MATERIAL FOR THE TASK:
────────────────────

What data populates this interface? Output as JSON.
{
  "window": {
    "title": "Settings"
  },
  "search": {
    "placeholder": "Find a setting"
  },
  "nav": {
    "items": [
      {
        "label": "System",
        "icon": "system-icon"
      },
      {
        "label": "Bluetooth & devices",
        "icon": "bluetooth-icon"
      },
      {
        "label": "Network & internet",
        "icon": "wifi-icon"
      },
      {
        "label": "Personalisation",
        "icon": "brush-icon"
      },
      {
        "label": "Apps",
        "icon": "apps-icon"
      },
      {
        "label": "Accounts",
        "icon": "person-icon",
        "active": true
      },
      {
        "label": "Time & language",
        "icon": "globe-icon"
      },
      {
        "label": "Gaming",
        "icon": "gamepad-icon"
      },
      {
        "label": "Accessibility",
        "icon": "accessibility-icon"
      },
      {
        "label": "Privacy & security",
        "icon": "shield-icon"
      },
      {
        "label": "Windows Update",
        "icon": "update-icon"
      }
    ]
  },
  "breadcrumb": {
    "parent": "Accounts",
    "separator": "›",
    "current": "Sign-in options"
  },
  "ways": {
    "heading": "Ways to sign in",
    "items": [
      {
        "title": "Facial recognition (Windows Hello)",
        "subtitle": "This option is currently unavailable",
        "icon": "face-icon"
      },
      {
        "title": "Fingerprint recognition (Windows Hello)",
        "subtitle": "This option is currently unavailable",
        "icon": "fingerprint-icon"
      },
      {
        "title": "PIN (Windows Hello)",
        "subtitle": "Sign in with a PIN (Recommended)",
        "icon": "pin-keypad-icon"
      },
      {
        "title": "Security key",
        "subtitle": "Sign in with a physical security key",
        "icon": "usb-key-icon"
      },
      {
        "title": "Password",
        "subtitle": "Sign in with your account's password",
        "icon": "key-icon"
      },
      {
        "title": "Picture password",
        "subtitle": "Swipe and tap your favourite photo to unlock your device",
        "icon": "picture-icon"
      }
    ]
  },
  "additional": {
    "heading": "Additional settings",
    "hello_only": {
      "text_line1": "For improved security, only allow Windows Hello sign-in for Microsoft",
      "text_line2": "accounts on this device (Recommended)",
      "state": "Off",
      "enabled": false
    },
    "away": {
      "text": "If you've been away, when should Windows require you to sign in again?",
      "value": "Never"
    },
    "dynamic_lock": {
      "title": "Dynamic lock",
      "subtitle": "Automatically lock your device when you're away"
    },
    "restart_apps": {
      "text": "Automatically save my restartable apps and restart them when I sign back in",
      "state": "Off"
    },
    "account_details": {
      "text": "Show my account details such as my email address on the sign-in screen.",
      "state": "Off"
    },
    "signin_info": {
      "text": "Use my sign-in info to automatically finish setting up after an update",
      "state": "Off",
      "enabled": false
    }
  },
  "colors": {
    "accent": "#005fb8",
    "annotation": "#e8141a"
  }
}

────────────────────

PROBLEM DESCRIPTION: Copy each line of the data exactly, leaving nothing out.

SOLUTION FOR THIS TASK:
What data populates this interface? Output as JSON.
{
  "window": {
    "title": "Settings"
  },
  "search": {
    "placeholder": "Find a setting"
  },
  "nav": {
    "items": [
      {
        "label": "System",
        "icon": "system-icon"
      },
      {
        "label": "Bluetooth & devices",
        "icon": "bluetooth-icon"
      },
      {
        "label": "Network & internet",
        "icon": "wifi-icon"
      },
      {
        "label": "Personalisation",
        "icon": "brush-icon"
      },
      {
        "label": "Apps",
        "icon": "apps-icon"
      },
      {
        "label": "Accounts",
        "icon": "person-icon",
        "active": true
      },
      {
        "label": "Time & language",
        "icon": "globe-icon"
      },
      {
        "label": "Gaming",
        "icon": "gamepad-icon"
      },
      {
        "label": "Accessibility",
        "icon": "accessibility-icon"
      },
      {
        "label": "Privacy & security",
        "icon": "shield-icon"
      },
      {
        "label": "Windows Update",
        "icon": "update-icon"
      }
    ]
  },
  "breadcrumb": {
    "parent": "Accounts",
    "separator": "›",
    "current": "Sign-in options"
  },
  "ways": {
    "heading": "Ways to sign in",
    "items": [
      {
        "title": "Facial recognition (Windows Hello)",
        "subtitle": "This option is currently unavailable",
        "icon": "face-icon"
      },
      {
        "title": "Fingerprint recognition (Windows Hello)",
        "subtitle": "This option is currently unavailable",
        "icon": "fingerprint-icon"
      },
      {
        "title": "PIN (Windows Hello)",
        "subtitle": "Sign in with a PIN (Recommended)",
        "icon": "pin-keypad-icon"
      },
      {
        "title": "Security key",
        "subtitle": "Sign in with a physical security key",
        "icon": "usb-key-icon"
      },
      {
        "title": "Password",
        "subtitle": "Sign in with your account's password",
        "icon": "key-icon"
      },
      {
        "title": "Picture password",
        "subtitle": "Swipe and tap your favourite photo to unlock your device",
        "icon": "picture-icon"
      }
    ]
  },
  "additional": {
    "heading": "Additional settings",
    "hello_only": {
      "text_line1": "For improved security, only allow Windows Hello sign-in for Microsoft",
      "text_line2": "accounts on this device (Recommended)",
      "state": "Off",
      "enabled": false
    },
    "away": {
      "text": "If you've been away, when should Windows require you to sign in again?",
      "value": "Never"
    },
    "dynamic_lock": {
      "title": "Dynamic lock",
      "subtitle": "Automatically lock your device when you're away"
    },
    "restart_apps": {
      "text": "Automatically save my restartable apps and restart them when I sign back in",
      "state": "Off"
    },
    "account_details": {
      "text": "Show my account details such as my email address on the sign-in screen.",
      "state": "Off"
    },
    "signin_info": {
      "text": "Use my sign-in info to automatically finish setting up after an update",
      "state": "Off",
      "enabled": false
    }
  },
  "colors": {
    "accent": "#005fb8",
    "annotation": "#e8141a"
  }
}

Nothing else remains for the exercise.